Originally Posted by Randomoneh
And what is!? Even asking "which image looks better" (double-blind, lot of participants, lot of separate measurements for every participant) would be enough. There is absolutely no reason to ask participants "in which image do you perceive higher resolution" because every difference between can be attributed to resolution, since everything else stays the same.
And as I've said before: differences should be even more obvious when comparing between different panels with different resolutions - instead of simulating resolution.
Doing some sort of resolution test charts on the TV screen. eg. at one point do two lines blur into one, basically switching between original image and video and downsampled images video, without telling the viewing which is which. Both test chart type videos as well as lots of other video types could be tested. You ask the viewer which is showing the most detail (not most real/being there).
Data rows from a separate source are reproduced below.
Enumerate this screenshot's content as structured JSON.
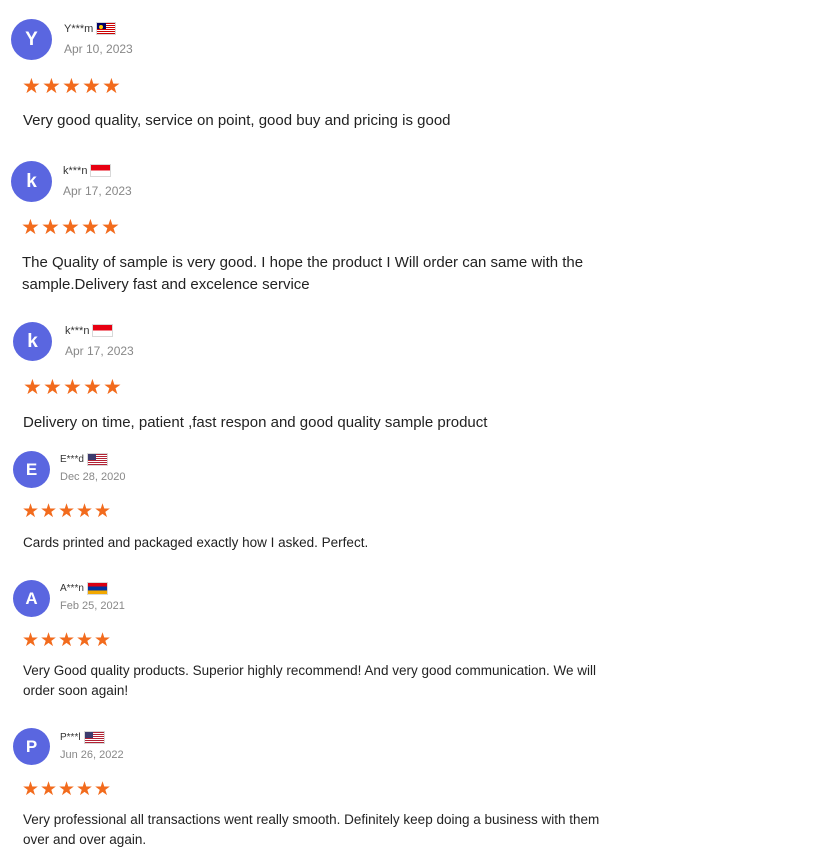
{
  "reviews": [
    {
      "avatar_letter": "Y",
      "name": "Y***m",
      "flag": "malaysia-flag-icon",
      "date": "Apr 10, 2023",
      "rating": 5,
      "text_lines": [
        "Very good quality, service on point, good buy and pricing is good"
      ]
    },
    {
      "avatar_letter": "k",
      "name": "k***n",
      "flag": "indonesia-flag-icon",
      "date": "Apr 17, 2023",
      "rating": 5,
      "text_lines": [
        "The Quality of sample is very good. I hope the product I Will order can same with the",
        "sample.Delivery fast and excelence service"
      ]
    },
    {
      "avatar_letter": "k",
      "name": "k***n",
      "flag": "indonesia-flag-icon",
      "date": "Apr 17, 2023",
      "rating": 5,
      "text_lines": [
        "Delivery on time, patient ,fast respon and good quality sample product"
      ]
    },
    {
      "avatar_letter": "E",
      "name": "E***d",
      "flag": "united-states-flag-icon",
      "date": "Dec 28, 2020",
      "rating": 5,
      "text_lines": [
        "Cards printed and packaged exactly how I asked. Perfect."
      ]
    },
    {
      "avatar_letter": "A",
      "name": "A***n",
      "flag": "armenia-flag-icon",
      "date": "Feb 25, 2021",
      "rating": 5,
      "text_lines": [
        "Very Good quality products. Superior highly recommend! And very good communication. We will",
        "order soon again!"
      ]
    },
    {
      "avatar_letter": "P",
      "name": "P***l",
      "flag": "united-states-flag-icon",
      "date": "Jun 26, 2022",
      "rating": 5,
      "text_lines": [
        "Very professional all transactions went really smooth. Definitely keep doing a business with them",
        "over and over again."
      ]
    }
  ],
  "colors": {
    "avatar": "#5a66e0",
    "star": "#f26b1d",
    "date": "#888888"
  }
}
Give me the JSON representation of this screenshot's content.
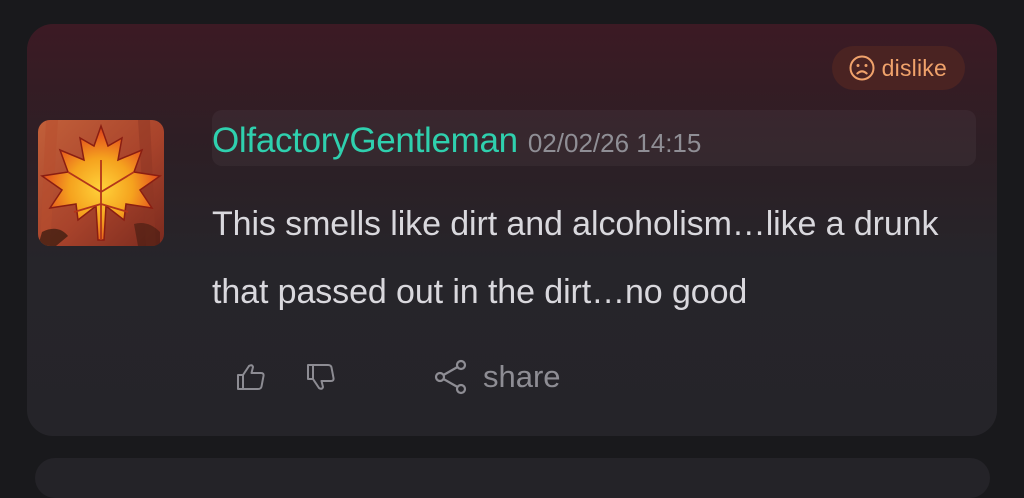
{
  "reaction_badge": {
    "label": "dislike",
    "icon": "frown-face-icon",
    "color": "#f0a26b"
  },
  "comment": {
    "avatar_icon": "maple-leaf-avatar",
    "username": "OlfactoryGentleman",
    "timestamp": "02/02/26 14:15",
    "text": "This smells like dirt and alcoholism…like a drunk that passed out in the dirt…no good",
    "username_color": "#2fd0ae"
  },
  "actions": {
    "like_icon": "thumbs-up-icon",
    "dislike_icon": "thumbs-down-icon",
    "share_icon": "share-icon",
    "share_label": "share"
  }
}
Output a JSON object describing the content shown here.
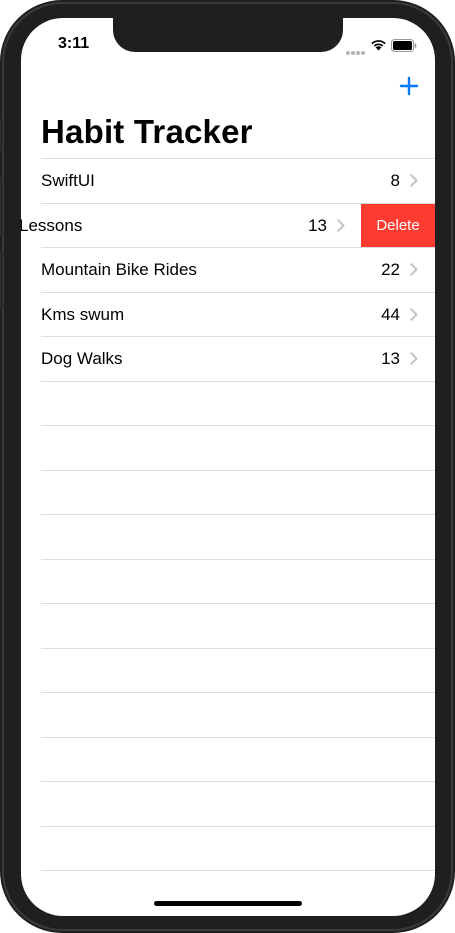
{
  "status_bar": {
    "time": "3:11"
  },
  "nav": {
    "add_icon": "plus-icon",
    "title": "Habit Tracker"
  },
  "habits": [
    {
      "name": "SwiftUI",
      "count": "8"
    },
    {
      "name": "Lessons",
      "count": "13",
      "swiped": true
    },
    {
      "name": "Mountain Bike Rides",
      "count": "22"
    },
    {
      "name": "Kms swum",
      "count": "44"
    },
    {
      "name": "Dog Walks",
      "count": "13"
    }
  ],
  "swipe_action": {
    "label": "Delete"
  },
  "colors": {
    "accent": "#007aff",
    "destructive": "#fe3b30",
    "separator": "#dcdcdc",
    "chevron": "#c4c4c7"
  }
}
Another way is like how they did with the EBU test - have 3 TVs positioned at the same distance from the viewer, one showing each resolution. But unlike them, you could randomly put the different resolutions on the different TVs. Also, unlike with the EBU test, you should make sure the test is unbiased. Also, you should probably do an independent standard eye-test of each of the participants, and take that and age into account in the tests (eg. do they all have at least 20:20 vision)?.
showed that the preferred viewing distance did not depend on the resolution or content
It's hard to believe it didn't depend on the content - surely how it was shot would affect how you viewed it. It would also have depended on the fact that the TV was only 60Hz too.